Burns was arrested for more protesting after she was released from jail, and she was in Occoquan Workhouse during the infamous "Night of Terror" when the women prisoners were subjected to brutal treatment and refused medical help. After the prisoners responded with a hunger strike, the prison officials began force-feeding the women, including Lucy Burns, who was held down by five guards and a feeding tube forced through her nostrils.
The publicity around the treatment of the jailed women finally moved the Wilson administration to act. The Anthony Amendment (named for Susan B. Anthony), which would give women the vote nationally, was passed by the House of Representatives in 1918, though it failed in the Senate later that year. Burns and Paul led the NWP in resuming White House protests -and more jailings - as well as in working to support the election of more pro-suffrage candidates.
In May of 1919, President Wilson called a special session of Congress to consider the Anthony Amendment. The House passed it in May and the Senate followed in early June. Then the suffrage activists, including in the National Women's Party, worked for state ratification, finally winning ratification when Tennessee voted for the amendment in August 1920.

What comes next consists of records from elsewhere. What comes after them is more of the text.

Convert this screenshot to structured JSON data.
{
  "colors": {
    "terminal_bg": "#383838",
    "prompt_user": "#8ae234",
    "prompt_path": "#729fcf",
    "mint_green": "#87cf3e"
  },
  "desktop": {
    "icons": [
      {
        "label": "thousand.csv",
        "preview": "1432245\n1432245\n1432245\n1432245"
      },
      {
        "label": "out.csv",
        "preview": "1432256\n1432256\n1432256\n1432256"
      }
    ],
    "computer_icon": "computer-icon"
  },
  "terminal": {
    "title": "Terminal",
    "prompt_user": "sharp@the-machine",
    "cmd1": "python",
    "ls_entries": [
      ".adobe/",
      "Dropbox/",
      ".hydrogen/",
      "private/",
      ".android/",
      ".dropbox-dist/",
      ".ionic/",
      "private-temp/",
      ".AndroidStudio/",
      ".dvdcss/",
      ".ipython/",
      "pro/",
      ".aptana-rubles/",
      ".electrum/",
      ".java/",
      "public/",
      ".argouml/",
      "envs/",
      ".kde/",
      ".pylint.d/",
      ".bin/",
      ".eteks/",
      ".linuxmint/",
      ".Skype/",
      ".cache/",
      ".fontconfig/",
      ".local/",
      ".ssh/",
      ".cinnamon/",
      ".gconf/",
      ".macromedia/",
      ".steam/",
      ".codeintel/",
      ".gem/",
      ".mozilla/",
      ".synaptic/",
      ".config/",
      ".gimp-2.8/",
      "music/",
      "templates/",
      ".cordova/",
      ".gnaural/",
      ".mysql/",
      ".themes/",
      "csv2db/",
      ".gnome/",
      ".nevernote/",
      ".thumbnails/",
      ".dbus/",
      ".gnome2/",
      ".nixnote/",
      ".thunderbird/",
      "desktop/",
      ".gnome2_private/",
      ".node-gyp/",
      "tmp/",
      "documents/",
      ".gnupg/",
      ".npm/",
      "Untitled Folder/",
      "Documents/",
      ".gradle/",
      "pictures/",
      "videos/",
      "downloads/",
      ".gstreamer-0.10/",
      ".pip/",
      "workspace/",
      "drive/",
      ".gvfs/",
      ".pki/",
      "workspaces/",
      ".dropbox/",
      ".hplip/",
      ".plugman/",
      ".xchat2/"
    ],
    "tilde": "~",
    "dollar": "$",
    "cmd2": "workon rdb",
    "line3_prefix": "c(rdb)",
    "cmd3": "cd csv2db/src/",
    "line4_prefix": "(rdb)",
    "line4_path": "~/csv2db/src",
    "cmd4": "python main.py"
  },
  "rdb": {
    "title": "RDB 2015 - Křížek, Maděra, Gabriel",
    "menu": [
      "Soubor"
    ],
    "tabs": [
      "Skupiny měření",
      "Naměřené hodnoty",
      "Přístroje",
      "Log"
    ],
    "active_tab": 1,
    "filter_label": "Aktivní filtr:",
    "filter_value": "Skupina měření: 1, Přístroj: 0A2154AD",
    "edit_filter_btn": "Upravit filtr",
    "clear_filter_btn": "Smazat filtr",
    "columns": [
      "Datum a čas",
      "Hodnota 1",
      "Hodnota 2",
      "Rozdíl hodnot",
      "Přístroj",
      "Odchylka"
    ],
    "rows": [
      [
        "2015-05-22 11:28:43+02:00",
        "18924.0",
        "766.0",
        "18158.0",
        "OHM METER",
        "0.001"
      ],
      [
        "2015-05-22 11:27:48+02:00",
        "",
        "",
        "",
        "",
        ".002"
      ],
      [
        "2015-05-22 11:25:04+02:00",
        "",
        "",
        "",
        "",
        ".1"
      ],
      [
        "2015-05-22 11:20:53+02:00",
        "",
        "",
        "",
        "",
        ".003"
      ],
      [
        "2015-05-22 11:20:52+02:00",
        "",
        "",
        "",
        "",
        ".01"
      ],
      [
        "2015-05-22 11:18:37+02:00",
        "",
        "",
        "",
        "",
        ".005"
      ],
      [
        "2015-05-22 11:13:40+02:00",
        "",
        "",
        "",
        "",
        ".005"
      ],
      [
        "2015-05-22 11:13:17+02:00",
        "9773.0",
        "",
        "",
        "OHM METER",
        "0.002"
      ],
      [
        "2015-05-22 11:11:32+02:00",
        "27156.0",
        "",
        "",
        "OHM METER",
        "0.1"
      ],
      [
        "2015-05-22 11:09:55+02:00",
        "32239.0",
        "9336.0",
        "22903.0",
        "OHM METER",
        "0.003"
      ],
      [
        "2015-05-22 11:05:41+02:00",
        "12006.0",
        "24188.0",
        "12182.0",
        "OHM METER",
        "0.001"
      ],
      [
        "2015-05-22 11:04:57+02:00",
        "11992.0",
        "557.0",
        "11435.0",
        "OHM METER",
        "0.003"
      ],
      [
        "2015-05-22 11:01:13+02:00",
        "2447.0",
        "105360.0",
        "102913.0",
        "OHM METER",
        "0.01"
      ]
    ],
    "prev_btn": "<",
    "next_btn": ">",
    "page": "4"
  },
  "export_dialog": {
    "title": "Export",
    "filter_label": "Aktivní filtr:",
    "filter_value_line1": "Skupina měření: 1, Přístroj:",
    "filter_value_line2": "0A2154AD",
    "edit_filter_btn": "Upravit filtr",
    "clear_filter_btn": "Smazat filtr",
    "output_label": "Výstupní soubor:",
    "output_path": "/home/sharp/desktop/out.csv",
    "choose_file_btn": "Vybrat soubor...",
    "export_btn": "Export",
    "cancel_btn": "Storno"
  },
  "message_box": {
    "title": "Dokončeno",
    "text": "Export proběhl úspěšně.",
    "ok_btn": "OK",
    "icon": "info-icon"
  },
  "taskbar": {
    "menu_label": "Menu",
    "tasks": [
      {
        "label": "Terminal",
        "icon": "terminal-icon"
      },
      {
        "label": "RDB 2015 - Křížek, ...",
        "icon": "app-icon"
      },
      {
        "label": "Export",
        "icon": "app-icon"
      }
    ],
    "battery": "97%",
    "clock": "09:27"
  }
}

Lucy Burns retired from public life and activism. She was embittered at the many women, especially married women, who did not work for suffrage, and at those she thought were not sufficiently militant in support of suffrage. She retired to Brooklyn, living with two of her also-unmarried sisters, and raised the daughter of another of her sisters who died shortly after childbirth. She was active in her Roman Catholic Church. She died in Brooklyn in 1966.
Religion: Roman Catholic
Organizations: Congressional Union for Women Suffrage, National Woman's Party